● Exercise prompt
A line qualifies if it holds the string "Date". Copy every qualifying line from the records.

---------- Data records

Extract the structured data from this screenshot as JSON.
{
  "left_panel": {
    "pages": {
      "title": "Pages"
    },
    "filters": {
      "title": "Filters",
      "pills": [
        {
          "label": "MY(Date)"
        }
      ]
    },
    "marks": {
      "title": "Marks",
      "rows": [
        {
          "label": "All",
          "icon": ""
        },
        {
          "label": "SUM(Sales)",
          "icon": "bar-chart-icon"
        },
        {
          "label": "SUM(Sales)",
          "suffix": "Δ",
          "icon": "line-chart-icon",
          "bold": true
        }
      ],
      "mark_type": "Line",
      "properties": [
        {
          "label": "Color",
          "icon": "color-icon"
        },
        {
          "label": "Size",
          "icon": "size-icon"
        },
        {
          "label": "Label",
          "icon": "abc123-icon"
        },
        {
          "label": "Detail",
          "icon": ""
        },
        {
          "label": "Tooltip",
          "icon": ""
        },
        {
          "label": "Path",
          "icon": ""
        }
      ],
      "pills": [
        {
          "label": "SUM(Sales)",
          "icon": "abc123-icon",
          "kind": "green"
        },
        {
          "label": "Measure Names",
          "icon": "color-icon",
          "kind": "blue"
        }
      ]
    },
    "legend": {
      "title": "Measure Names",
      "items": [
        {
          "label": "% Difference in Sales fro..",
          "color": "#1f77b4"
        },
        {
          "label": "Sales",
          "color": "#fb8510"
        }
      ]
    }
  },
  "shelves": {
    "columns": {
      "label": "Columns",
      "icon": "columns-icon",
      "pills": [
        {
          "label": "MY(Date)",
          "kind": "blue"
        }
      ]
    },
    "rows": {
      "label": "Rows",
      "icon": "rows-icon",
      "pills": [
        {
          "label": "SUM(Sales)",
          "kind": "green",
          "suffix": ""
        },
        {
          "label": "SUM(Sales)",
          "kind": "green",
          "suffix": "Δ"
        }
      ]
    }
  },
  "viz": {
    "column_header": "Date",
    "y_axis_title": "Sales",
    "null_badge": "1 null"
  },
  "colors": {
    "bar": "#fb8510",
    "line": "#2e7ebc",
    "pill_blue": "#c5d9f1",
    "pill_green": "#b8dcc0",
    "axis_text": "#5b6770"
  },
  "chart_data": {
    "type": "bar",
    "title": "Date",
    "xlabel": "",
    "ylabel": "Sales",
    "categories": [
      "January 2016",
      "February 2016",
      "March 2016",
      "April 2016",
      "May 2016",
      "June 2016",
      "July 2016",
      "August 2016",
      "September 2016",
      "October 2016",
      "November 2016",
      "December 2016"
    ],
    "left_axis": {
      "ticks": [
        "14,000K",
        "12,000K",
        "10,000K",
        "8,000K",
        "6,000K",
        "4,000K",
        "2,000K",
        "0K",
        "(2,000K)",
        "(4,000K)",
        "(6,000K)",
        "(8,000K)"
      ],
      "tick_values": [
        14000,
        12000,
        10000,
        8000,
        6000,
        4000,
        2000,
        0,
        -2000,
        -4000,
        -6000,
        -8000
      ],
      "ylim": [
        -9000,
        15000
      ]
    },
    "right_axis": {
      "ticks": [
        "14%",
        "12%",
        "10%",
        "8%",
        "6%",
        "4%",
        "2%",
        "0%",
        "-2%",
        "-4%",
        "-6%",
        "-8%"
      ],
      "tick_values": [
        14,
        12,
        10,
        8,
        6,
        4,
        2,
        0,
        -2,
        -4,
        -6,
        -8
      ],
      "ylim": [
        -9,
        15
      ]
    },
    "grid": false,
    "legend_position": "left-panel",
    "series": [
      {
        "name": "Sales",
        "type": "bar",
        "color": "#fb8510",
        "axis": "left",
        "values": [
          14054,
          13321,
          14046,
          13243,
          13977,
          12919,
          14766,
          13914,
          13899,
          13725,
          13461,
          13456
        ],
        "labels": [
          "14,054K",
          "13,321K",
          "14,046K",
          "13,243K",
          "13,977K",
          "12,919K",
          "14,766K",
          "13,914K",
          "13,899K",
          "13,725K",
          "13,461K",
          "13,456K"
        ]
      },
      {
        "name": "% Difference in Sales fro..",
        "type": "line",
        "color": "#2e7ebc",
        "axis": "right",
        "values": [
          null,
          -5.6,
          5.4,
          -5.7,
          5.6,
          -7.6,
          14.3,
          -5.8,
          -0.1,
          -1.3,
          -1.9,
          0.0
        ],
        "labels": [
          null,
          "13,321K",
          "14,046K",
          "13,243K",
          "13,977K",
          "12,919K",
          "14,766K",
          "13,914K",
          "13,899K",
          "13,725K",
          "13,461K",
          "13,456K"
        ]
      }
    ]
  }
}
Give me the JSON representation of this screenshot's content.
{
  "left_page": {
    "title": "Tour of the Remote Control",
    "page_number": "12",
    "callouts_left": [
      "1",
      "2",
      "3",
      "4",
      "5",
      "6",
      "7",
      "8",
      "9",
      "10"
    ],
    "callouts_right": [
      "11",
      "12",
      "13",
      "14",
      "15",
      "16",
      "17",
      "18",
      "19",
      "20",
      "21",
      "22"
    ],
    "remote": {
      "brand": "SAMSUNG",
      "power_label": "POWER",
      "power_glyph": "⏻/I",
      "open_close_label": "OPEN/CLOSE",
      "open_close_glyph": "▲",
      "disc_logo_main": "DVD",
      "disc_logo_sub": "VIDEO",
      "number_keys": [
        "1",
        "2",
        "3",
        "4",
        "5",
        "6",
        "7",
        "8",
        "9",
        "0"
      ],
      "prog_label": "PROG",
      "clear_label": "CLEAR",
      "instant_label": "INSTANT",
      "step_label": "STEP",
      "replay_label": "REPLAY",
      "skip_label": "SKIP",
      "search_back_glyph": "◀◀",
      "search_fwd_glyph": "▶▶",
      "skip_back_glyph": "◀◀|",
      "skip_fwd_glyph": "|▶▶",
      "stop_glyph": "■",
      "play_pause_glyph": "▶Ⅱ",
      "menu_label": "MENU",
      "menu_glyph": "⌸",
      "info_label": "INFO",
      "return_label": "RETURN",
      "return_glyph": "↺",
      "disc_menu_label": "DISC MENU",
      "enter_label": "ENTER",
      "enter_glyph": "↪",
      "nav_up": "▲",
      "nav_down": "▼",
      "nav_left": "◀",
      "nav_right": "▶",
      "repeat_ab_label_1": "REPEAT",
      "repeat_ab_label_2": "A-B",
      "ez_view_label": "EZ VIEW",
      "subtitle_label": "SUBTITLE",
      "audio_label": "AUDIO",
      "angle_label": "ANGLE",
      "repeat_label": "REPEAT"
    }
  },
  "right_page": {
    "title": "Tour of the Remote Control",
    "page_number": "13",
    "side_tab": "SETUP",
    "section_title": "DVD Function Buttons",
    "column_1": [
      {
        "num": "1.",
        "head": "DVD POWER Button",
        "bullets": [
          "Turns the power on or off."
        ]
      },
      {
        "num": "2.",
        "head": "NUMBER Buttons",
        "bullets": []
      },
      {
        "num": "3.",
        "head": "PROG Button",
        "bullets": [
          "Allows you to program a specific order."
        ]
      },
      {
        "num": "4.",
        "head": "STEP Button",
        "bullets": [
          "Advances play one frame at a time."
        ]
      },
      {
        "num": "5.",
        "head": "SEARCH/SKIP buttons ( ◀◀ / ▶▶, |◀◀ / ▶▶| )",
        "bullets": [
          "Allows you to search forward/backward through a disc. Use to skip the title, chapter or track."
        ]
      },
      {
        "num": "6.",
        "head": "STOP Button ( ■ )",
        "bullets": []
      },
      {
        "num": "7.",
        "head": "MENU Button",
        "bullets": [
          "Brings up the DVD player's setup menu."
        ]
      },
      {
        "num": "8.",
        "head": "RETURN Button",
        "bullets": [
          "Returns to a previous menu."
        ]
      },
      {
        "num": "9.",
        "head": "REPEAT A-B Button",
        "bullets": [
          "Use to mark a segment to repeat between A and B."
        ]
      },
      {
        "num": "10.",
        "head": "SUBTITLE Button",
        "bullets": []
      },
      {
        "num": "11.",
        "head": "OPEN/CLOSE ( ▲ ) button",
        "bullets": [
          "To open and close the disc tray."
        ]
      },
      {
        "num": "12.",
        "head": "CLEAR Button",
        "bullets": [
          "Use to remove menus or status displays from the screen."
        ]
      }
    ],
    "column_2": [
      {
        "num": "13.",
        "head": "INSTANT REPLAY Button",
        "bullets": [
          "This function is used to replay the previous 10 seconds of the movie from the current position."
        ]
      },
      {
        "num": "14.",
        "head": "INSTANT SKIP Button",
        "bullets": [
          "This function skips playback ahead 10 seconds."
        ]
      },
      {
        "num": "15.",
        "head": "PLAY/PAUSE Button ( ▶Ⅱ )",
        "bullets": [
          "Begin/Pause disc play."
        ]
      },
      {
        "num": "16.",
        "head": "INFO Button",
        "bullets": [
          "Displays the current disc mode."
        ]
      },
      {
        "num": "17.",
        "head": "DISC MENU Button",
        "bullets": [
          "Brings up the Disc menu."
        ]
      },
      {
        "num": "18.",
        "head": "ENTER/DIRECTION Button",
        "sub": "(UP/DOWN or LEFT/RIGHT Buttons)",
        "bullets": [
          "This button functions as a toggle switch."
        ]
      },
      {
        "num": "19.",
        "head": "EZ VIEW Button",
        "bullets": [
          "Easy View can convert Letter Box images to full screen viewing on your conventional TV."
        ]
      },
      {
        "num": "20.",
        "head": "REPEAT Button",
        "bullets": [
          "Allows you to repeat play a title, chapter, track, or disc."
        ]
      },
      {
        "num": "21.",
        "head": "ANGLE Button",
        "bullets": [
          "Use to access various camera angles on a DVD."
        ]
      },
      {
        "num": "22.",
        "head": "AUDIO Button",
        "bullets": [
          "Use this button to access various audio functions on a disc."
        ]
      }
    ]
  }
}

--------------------

● Your response
          "label": "MY(Date)"
          "label": "MY(Date)",
    "column_header": "Date",
    "title": "Date",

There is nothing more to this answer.